According to Brand Marketing Blog, niche brands are better than broad brands.
A niche brand is one that is very meaningful to some people, but not applicable to most people. Niche brands seek to create deep relationships with a subset of potential customers, and ignore the rest.
Broad brands have high brand recognition but aren’t particularly well-liked, as we see in mass retailers, insurance companies, banks, etc.
What does this have to do with you? Food for thought, maybe.
Chances are, your organization isn’t a huge, nationally or internationally well-known one. So why make communications decisions as if you are?
People are attracted to niche brands for a number of reasons – they serve an unusual purpose. Or they foster a sense of community. They make customers feel special and proud to buy from them. Their customers are loyal, sometimes even fanatical.
And smart brands nurture that feeling. They may not have zillions of customers, but the ones they have are valued. That’s the key to their growth. That’s what fuels their success.
So why would you treat every donor the same? Why wouldn’t you spend the time and attention to make each part of your community feel as important as they are?
Think about the nonprofit communications you receive. How many identical mail packs do you receive from different organizations? That makes you feel real warm and fuzzy, doesn’t it?
You can make your supporters feel like they matter. And it’s not that hard. But you have to want to do it.
Start with good data
Keep it clean, folks. I know, I know, it’s work. But your list is critical to building those lasting relationships you’re after. Read this piece by Roger Craver and Nick Ellinger about keeping it updated. Then make sure you do it.
Be careful with data entry, too. If you hand it off to the least-experienced person on your team, make sure you check the work. Be picky.

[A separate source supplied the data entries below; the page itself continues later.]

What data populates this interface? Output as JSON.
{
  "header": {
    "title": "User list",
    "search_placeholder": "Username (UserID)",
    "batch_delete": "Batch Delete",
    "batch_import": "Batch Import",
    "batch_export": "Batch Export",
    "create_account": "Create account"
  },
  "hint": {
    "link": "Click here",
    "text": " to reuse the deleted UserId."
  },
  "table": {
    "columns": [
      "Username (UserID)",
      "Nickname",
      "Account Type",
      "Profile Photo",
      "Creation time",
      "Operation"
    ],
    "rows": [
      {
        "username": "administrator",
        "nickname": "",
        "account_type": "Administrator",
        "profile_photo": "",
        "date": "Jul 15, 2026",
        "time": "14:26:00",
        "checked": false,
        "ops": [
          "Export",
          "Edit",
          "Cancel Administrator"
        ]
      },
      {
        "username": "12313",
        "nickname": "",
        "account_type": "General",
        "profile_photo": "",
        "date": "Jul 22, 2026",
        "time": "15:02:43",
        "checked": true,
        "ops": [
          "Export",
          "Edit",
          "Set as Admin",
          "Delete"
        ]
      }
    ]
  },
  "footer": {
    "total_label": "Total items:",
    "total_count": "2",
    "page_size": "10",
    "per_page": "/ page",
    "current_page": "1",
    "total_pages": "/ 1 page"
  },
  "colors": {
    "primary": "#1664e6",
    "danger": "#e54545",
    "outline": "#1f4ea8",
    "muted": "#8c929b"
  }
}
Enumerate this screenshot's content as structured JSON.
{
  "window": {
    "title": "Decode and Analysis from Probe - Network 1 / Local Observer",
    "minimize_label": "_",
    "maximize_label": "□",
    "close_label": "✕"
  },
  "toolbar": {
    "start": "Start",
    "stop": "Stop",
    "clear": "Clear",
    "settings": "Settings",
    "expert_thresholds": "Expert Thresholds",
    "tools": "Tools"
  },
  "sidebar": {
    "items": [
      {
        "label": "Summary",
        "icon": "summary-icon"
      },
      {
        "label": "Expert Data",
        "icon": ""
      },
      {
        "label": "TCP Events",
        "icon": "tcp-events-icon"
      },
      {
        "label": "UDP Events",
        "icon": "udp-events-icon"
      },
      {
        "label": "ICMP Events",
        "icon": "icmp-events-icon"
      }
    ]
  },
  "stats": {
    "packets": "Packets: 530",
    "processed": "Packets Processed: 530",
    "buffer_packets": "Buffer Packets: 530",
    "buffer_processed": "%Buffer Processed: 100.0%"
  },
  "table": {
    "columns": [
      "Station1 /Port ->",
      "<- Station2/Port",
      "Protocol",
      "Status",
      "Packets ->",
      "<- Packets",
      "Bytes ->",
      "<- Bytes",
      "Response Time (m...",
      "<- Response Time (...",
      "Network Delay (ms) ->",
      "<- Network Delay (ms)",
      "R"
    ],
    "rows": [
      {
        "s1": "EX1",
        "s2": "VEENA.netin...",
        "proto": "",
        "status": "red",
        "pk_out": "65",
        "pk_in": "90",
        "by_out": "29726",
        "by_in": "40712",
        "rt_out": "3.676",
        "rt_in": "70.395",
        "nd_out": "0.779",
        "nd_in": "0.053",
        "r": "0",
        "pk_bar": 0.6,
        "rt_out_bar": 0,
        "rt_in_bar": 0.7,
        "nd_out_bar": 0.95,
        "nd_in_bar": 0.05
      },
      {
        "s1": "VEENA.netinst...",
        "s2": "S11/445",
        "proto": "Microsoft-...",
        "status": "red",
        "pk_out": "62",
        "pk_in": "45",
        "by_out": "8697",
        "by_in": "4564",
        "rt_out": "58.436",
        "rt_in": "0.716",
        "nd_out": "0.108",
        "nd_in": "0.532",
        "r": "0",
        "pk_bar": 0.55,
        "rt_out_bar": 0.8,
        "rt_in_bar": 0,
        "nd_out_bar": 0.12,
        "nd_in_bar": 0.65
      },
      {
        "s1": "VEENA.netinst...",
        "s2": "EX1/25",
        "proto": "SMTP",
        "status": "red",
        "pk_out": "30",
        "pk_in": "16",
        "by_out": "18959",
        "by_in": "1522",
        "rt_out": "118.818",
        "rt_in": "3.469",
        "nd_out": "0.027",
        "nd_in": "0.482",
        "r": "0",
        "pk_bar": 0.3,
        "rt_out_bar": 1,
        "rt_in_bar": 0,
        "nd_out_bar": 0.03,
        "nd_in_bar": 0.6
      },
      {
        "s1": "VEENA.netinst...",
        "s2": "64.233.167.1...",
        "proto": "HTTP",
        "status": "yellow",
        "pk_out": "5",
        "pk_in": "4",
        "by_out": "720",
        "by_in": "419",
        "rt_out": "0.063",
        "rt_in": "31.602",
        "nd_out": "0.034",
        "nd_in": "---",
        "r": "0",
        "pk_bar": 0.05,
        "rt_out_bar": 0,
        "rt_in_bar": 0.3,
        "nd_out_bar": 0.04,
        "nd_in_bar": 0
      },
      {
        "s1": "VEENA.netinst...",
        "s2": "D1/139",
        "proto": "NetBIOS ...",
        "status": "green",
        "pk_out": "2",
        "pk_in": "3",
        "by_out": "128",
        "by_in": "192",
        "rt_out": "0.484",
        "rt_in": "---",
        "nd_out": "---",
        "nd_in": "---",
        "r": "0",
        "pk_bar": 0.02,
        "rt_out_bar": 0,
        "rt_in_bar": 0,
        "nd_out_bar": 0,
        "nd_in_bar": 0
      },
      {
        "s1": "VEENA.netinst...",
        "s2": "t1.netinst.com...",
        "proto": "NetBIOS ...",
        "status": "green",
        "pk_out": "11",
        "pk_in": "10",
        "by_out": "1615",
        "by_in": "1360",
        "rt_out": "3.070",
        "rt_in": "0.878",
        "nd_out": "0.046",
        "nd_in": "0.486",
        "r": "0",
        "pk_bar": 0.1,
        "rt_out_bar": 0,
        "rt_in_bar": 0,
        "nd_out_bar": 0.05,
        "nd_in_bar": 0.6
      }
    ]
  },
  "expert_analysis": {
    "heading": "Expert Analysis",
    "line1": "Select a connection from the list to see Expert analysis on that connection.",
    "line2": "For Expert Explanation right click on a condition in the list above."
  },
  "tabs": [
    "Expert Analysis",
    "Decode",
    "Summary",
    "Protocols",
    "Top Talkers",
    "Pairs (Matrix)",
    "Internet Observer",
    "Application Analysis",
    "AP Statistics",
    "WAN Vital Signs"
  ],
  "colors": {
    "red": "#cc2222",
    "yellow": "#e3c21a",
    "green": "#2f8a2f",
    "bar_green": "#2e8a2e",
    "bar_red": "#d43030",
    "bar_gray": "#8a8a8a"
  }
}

Why does it matter? Mail that goes nowhere hurts your bottom line. Getting names wrong hurts your supporters’ sense of belonging.
Make a good first impression
If you’re trying to acquire new donors, do it thoughtfully. It may feel wise to spend the least amount of money to contact the most potential donors. But do you want one-time donors or people who will stay with you?
First impressions stick. It’s harder to change a bad first impression than it is to maintain a good one.
Know your donors
Dig into the data you have. Use surveys. And offer quick and easy feedback options all the time. Then listen and respond!
Animal organization? Find out if your donors are dog or cat people. Not sure about salutations? Ask! Then use that information.
Create personas for your donors. Take what you know and create personas for your donors. Better yet, segment and create several personas. Even if you only get to know a percentage of your donors, you can use those you do know to create better personas.
Also – create opportunities to meet your donors. Make it clear in every thank you letter that you welcome their call. (And mean it!) Create free, inexpensive opportunities for your donors to meet each other. Build a community!
Use simple tools you already have to make the most of your communications
I hope you have a good donor management system, because that’s a key investment if you want to raise money. Don’t cheap out here!
If you’re feeling pressed for time and plan to send a generic message, stop a moment. You can personalize those communications and still print them all at once.
Creating a mailing? Variable merges in Excel can do wonders. I know most of the explanations can be hard to get through – but it’s really not as hard as it looks. Write different copy for different segments of your list. Then you can use an IF-THEN statement to make sure each donor gets just the right message.
You can even use Excel to insert images! I collected board signatures and then placed them on personalized letters this way. (These instructions might not work with later versions of Word. You can try this, instead.)
Does it take a little more work? Sure. But it’s so worth the trouble.
Understand what your brand really is
Here’s a hint: it’s not about your logo, fonts or colors. It’s about how people feel about you. And how they feel about you has a lot to do with how you feel about them. Or, rather, how you show them you feel about them.
So build your brand around your mission and around your donors. Be known for treating people well. Raise expectations. Then meet them. Then raise them again.
People are very loyal when you show them you care. And to some extent, inertia helps, too. But first, you need to worm your way into their hearts by letting them know you think they matter.
Successful brands focus obsessively on great customer service. You should, too. One bad impression can wipe out so much good will! Don’t let it happen. And if it does, make it right.
There can be a whole lot good about small and mighty
But even if yours is not a small organization, work to let your donors feel like you are. Not in the reach of your mission or in what you accomplish. But by how personally you treat them. How you make them feel.
The first post I published here was about a large organization’s response to a memorial gift I made. I received a rote thank, including a card for me to send to the friend whose mom had died. Then… to make things worse, there was no way to even contact the development staff. Needless to say, I now deposit their appeals right in the recycling bin.
Don’t let that happen to you. Make treating donors well an organizational value. A rule, not an exception. Spend time thinking of new ways to be sure people know they matter to you.
If you stop treating a dear friend well, the friendship may not last. Treat new donors well, and reward loyal donors with warm, personal treatment.